I’m sorry about the things I said when I thought the world was ending
The morning after the end was supposed to happen, I woke up in the bunker I made for us. On the surface cameras there was still nothing. Just the woods and the wind and everything going along as it always had. I looked around me then and I thought: you were right.
I still had those Christmas lights up along the ceiling, the multicolored ones that I would make blink on and off in hopes of cheering you up. Some of the tape had fallen off and so in parts they hung in great sagging arcs almost to the floor. They reminded me of the sigh you made when I first hung them up. You said that’s honestly not much of an improvement and though I said, why do you have to have such a bad attitude, I get what you meant now. There’s no dressing up those clammy, windowless walls.
I shouldn’t have said there’s no point in that, because we have no future. I shouldn’t have told you your grandfather’s bookshelves were just things and that we needed the wood ready to trade after the forests burn. I shouldn’t have said that if you loved me, you wouldn’t question me. I really thought that it was all over. I know you tried to tell me it wasn’t, but I didn’t listen.
I’m sorry I didn’t put any of your books in the bunker. I’m sorry that it smelled like salty wet beans in here for weeks. I’m sorry I asked do you really need to eat all that. I’m sorry I made you listen to all those videos over and over and over. I’m sorry I kept you up all night with my digging, with my rambling, with my panicked silence and gaze fixed at nowhere.
Did it hurt your eyes when you finally came out of the ground, on the day that you left me? After I got back from foraging and saw the trap door open and you gone, I didn’t go back up again. But then, it didn’t happen, and so I gave it a try. The sun was so bright and everything went white and pink for a while. When I could see again, I looked down and there was the grass, greener than it had ever been, and I wondered how you were doing. Among the green, there were flowers, white and yellow and waving. How could I have ever given up on something so beautiful?
Sometimes they kill the starter wife—me, I dodged a bullet. Literally: I moved two inches to the left and zzzt—it missed the face. That bullet is probably still in the floor somewhere, if you were to find the house and check. “That’s why I married you,” he laughed, coming forward to hold my cheeks and kiss me. The gun was still hot in his hands.
I left that night, but in two weeks I was back. Reset: now I was wife number two. Less vulnerable to murder but still soft enough for other things to cut. Soon I had a whole new skin. Wife number three. And then you came along. Both of us were born that night. Number four. I think he hated her the most. She only had eyes for you.
You go along to get along, child, until you’re washed up and forgotten, left to chain-smoke and day-drink in a polyester robe, a ghost of a woman—wife number five. By then he’ll become shrunken, softer, ready for a nap. “I always remember him as such a sweet old man,” the grandchildren will say; you can let them have this one.

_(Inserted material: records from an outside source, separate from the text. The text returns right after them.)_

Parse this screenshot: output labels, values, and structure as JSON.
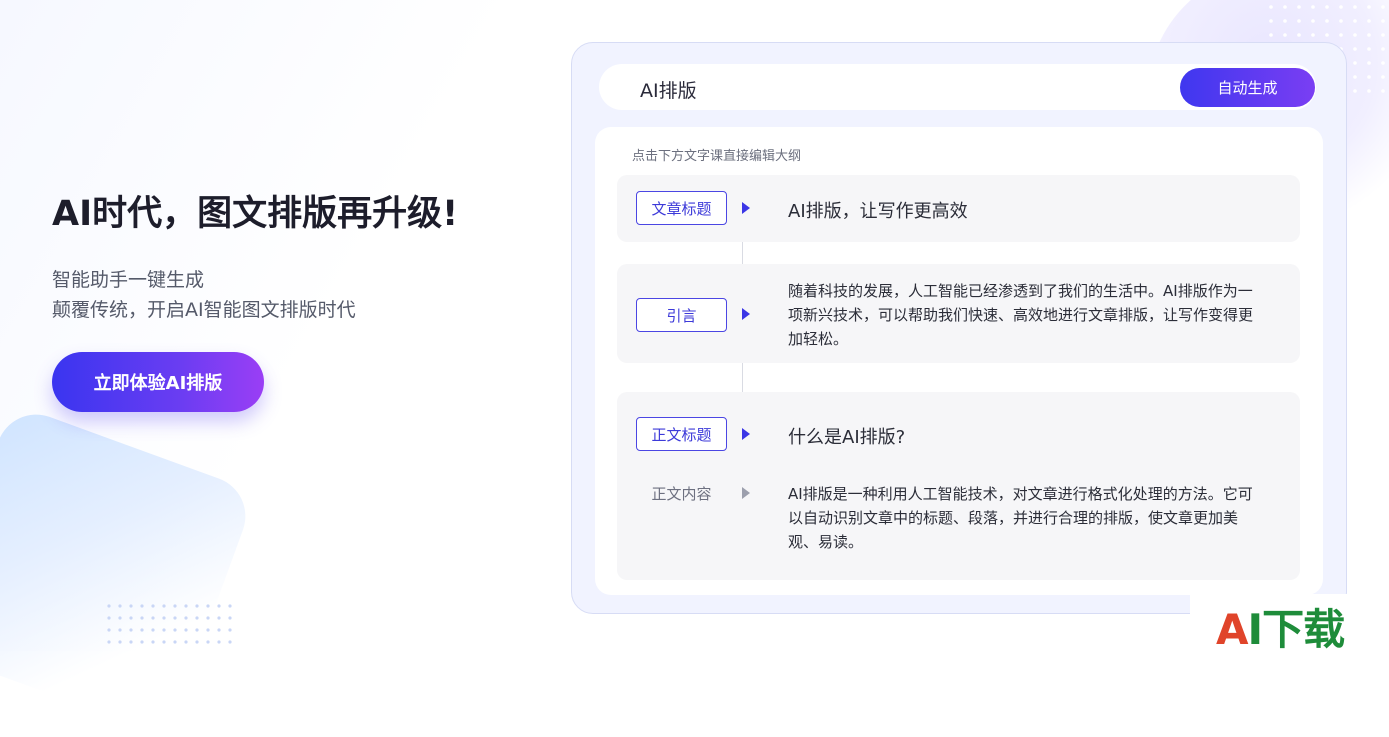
{
  "hero": {
    "title": "AI时代，图文排版再升级!",
    "subtitle_line1": "智能助手一键生成",
    "subtitle_line2": "颠覆传统，开启AI智能图文排版时代",
    "cta_label": "立即体验AI排版"
  },
  "editor": {
    "topbar_title": "AI排版",
    "auto_generate_label": "自动生成",
    "hint": "点击下方文字课直接编辑大纲",
    "rows": [
      {
        "tag": "文章标题",
        "text": "AI排版，让写作更高效"
      },
      {
        "tag": "引言",
        "text_lines": [
          "随着科技的发展，人工智能已经渗透到了我们的生活中。AI排版作为一",
          "项新兴技术，可以帮助我们快速、高效地进行文章排版，让写作变得更",
          "加轻松。"
        ]
      },
      {
        "tag": "正文标题",
        "text": "什么是AI排版?"
      },
      {
        "tag": "正文内容",
        "text_lines": [
          "AI排版是一种利用人工智能技术，对文章进行格式化处理的方法。它可",
          "以自动识别文章中的标题、段落，并进行合理的排版，使文章更加美",
          "观、易读。"
        ]
      }
    ]
  },
  "brand": {
    "a": "A",
    "rest": "I下载"
  },
  "colors": {
    "accent": "#3f37ef",
    "accent_end": "#9a3ef5",
    "brand_red": "#e0442a",
    "brand_green": "#1e8c3a"
  }
}
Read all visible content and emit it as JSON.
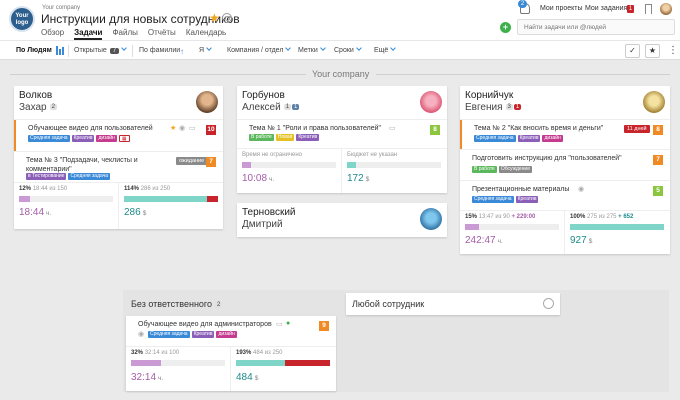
{
  "header": {
    "logo_text": "Your\nlogo",
    "company": "Your company",
    "title": "Инструкции для новых сотрудников",
    "tabs": [
      {
        "label": "Обзор",
        "active": false
      },
      {
        "label": "Задачи",
        "active": true
      },
      {
        "label": "Файлы",
        "active": false
      },
      {
        "label": "Отчёты",
        "active": false
      },
      {
        "label": "Календарь",
        "active": false
      }
    ],
    "notifications_count": "2",
    "my_projects": "Мои проекты",
    "my_tasks": "Мои задания",
    "my_tasks_count": "1",
    "search_placeholder": "Найти задачи или @людей"
  },
  "filters": {
    "group_by": "По Людям",
    "status": "Открытые",
    "status_count": "7",
    "sort": "По фамилии",
    "owner": "Я",
    "company": "Компания / отдел",
    "tags": "Метки",
    "deadlines": "Сроки",
    "more": "Ещё"
  },
  "section": {
    "title": "Your company"
  },
  "colors": {
    "orange": "#f08a24",
    "red": "#c8242b",
    "green_prio": "#8cc63e",
    "tag_blue": "#3a8ad8",
    "tag_purple": "#8b5fb8",
    "tag_magenta": "#c43b8f",
    "tag_gray": "#8a8a8a",
    "tag_green": "#5cb85c",
    "tag_yellow": "#e5c125",
    "time_color": "#a55ca8",
    "budget_color": "#1e8a8a"
  },
  "people": [
    {
      "first": "Волков",
      "last": "Захар",
      "count": "2",
      "tasks": [
        {
          "title": "Обучающее видео для пользователей",
          "prio": "10",
          "tags": [
            "Средняя задача",
            "Креатив",
            "дизайн"
          ]
        },
        {
          "title": "Тема № 3 \"Подзадачи, чеклисты и комментарии\"",
          "deadline": "ожидание",
          "prio": "7",
          "tags": [
            "в Тестирование",
            "Средняя задача"
          ]
        }
      ],
      "time": {
        "pct": "12%",
        "detail": "18:44 из 150",
        "value": "18:44",
        "unit": "ч.",
        "fill": 0.12
      },
      "budget": {
        "pct": "114%",
        "detail": "286 из 250",
        "value": "286",
        "unit": "$",
        "fill": 0.88,
        "over": 0.12
      }
    },
    {
      "first": "Горбунов",
      "last": "Алексей",
      "count": "1",
      "count2": "1",
      "tasks": [
        {
          "title": "Тема № 1 \"Роли и права пользователей\"",
          "prio": "8",
          "tags": [
            "В работе",
            "Новая",
            "Креатив"
          ]
        }
      ],
      "time": {
        "label": "Время не ограничено",
        "value": "10:08",
        "unit": "ч.",
        "fill": 0.1
      },
      "budget": {
        "label": "Бюджет не указан",
        "value": "172",
        "unit": "$",
        "fill": 0.1
      }
    },
    {
      "first": "Терновский",
      "last": "Дмитрий"
    },
    {
      "first": "Корнийчук",
      "last": "Евгения",
      "count": "3",
      "count2": "1",
      "tasks": [
        {
          "title": "Тема № 2 \"Как вносить время и деньги\"",
          "deadline": "11 дней",
          "prio": "8",
          "tags": [
            "Средняя задача",
            "Креатив",
            "дизайн"
          ]
        },
        {
          "title": "Подготовить инструкцию для \"пользователей\"",
          "prio": "7",
          "tags": [
            "В работе",
            "Обсуждение"
          ]
        },
        {
          "title": "Презентационные материалы",
          "prio": "5",
          "tags": [
            "Средняя задача",
            "Креатив"
          ]
        }
      ],
      "time": {
        "pct": "15%",
        "detail": "13:47 из 90",
        "plus": "+ 229:00",
        "value": "242:47",
        "unit": "ч.",
        "fill": 0.15
      },
      "budget": {
        "pct": "100%",
        "detail": "275 из 275",
        "plus": "+ 652",
        "value": "927",
        "unit": "$",
        "fill": 1.0
      }
    }
  ],
  "unassigned": {
    "title": "Без ответственного",
    "count": "2",
    "task": {
      "title": "Обучающее видео для администраторов",
      "prio": "9",
      "tags": [
        "Средняя задача",
        "Креатив",
        "дизайн"
      ]
    },
    "time": {
      "pct": "32%",
      "detail": "32:14 из 100",
      "value": "32:14",
      "unit": "ч.",
      "fill": 0.32
    },
    "budget": {
      "pct": "193%",
      "detail": "484 из 250",
      "value": "484",
      "unit": "$",
      "fill": 0.52,
      "over": 0.48
    }
  },
  "anyone": {
    "title": "Любой сотрудник"
  }
}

Men like him get a fresh wife over and over; meanwhile, he’s still the man with the gun, only too tired to bother picking it up again. But women like us, we grind our teeth and bide our time. If we’re lucky, we’re the final wife, standing on his grave. Drape us in widow’s black and we have form again. We’d haunt him, but we’ve already given him enough of our time.